When Super Bowl LV kicked off between the Tampa Bay Buccaneers and the Kansas City Chiefs, Raymond James Stadium in Tampa, Florida looked full with the help of some fake fans.
Due to the ongoing pandemic, the NFL had approximately 25,000 in the stadium for the 55th Super Bowl, far fewer than the 70,000 fans that attended the big game the last time it was held in Tampa.
To make up the difference, the NFL produced 30,000 cardboard cutouts of fans to fill most of the remaining seats.
Unlike other sporting events where the cardboard cutouts are all bunch together in some areas of the stadium, the fake Super Bowl fans were spread out to keep the real fans socially distant.
The NFL charged each fan $100 to have their face placed on one of the cardboard cutouts.

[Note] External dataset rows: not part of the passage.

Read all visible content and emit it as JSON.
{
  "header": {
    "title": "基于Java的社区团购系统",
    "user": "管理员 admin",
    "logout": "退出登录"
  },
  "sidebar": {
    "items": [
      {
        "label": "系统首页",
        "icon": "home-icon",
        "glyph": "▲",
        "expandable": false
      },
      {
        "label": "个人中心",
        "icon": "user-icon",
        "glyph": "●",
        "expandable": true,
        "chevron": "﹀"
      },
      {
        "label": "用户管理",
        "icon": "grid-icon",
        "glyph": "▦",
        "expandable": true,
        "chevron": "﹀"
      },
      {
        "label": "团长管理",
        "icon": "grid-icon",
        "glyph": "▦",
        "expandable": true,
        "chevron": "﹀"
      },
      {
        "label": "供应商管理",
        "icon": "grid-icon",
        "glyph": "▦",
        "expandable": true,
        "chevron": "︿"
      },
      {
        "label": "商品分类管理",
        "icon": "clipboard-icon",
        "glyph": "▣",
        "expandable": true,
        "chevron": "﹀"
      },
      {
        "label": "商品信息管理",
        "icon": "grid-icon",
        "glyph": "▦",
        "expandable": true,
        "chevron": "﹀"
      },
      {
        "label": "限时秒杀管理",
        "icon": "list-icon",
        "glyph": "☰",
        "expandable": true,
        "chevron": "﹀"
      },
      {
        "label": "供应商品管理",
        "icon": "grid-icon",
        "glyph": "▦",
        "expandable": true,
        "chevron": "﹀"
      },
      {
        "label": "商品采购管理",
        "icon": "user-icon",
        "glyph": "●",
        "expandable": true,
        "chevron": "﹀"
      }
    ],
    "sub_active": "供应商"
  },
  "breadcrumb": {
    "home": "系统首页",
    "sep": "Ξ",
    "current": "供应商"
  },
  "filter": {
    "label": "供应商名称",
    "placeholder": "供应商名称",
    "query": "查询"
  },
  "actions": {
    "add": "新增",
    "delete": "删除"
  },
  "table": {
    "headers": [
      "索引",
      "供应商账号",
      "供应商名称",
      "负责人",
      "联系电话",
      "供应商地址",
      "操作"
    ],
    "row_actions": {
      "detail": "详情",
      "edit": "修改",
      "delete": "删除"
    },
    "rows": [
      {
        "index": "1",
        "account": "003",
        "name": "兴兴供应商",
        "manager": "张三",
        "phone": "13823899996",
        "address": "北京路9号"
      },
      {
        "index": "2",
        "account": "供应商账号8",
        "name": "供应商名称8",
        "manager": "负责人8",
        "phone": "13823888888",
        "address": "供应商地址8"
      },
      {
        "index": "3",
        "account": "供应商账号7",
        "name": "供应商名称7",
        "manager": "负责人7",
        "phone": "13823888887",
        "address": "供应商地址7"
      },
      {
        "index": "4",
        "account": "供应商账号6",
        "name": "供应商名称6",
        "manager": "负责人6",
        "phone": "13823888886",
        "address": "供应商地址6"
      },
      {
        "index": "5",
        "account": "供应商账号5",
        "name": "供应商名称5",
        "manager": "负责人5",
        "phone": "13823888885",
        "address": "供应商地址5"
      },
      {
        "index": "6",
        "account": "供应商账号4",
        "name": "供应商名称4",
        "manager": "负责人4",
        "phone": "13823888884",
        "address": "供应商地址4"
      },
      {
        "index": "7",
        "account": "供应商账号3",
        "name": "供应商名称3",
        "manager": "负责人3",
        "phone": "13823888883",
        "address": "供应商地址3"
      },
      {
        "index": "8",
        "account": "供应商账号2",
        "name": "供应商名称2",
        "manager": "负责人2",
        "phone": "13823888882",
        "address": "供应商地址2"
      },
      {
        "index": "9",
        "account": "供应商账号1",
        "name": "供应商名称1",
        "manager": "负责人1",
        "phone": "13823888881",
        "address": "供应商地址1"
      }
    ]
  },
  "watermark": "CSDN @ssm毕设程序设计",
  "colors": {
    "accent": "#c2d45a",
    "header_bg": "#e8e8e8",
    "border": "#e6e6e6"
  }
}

That's a cool $3 million in revenue to make up for some of the lost ticket and concession sales.
When I look at the faces on those cutouts all I can think of are the many who fill the pews every Sunday, pretending to be something they’re not. They appear to be there but they’re really somewhere else. They’re there to fulfill an obligation but not to worship. They seem to have it all together but it’s all an illusion. They want to be seen but not known. They have all of the zeal and passion of a cardboard cutout. They pretend to be alive but they're dead. They’ve made it a practice to be religious but what they really need is to be born again.
Jesus replied, “I tell you the truth, unless you are born again, you cannot see the Kingdom of God" (John 3:3, NLT).
•Application by I.E.